Serious triumph, though, 10 to 35.

0:41:540:41:57

10 to 35!

0:41:570:41:59

Lovely profit there for James.

0:41:590:42:01

But has he done enough to win this leg?

0:42:010:42:04

James began with £470.84.

0:42:040:42:07

After auction costs, he made a small loss of £6.46,

0:42:080:42:13

but he still goes into the last leg in the overall lead

0:42:130:42:17

with a fantastic £464.38

0:42:170:42:21

and he's looking very prosperous, if you don't mind my saying so.

0:42:210:42:24

Charlie started this leg with £214.84.

0:42:260:42:29

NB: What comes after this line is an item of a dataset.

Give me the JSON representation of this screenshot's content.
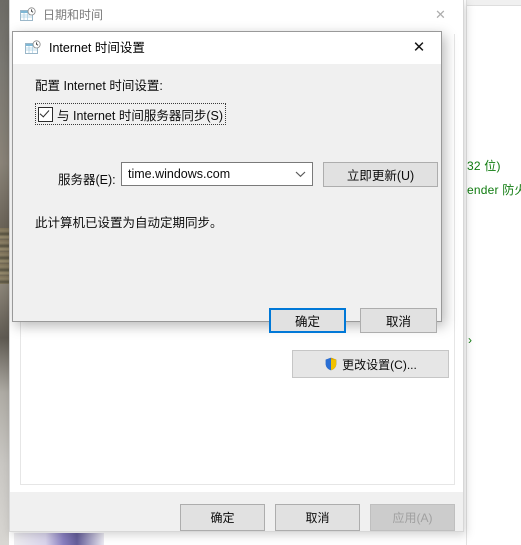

He made a profit of £43.90 after auction costs,

0:42:310:42:36

which means he goes into the final leg with £258.74

0:42:360:42:40

and is crowned today's winner.

0:42:400:42:43

Well done, old bean.

0:42:430:42:45

Very good, sir, very good.

0:42:450:42:46

Well, as the winner, winner takes all.

0:42:460:42:49

-Thank you very much, sir.

-Thank you.

-Take me away.

-Take you away.

0:42:490:42:52

-Where to, sir?

-Somewhere exotic.

-Exotic, sir.

0:42:520:42:55

Ah, home, James.

0:42:550:42:57

See you soon, road trippers!

0:42:570:42:59

Charlie Ross and James Braxton begin in Rushden, Northamptonshire, stop off in Cambridgeshire, Bedfordshire and Buckinghamshire, before heading to an auction in St Albans, Hertfordshire.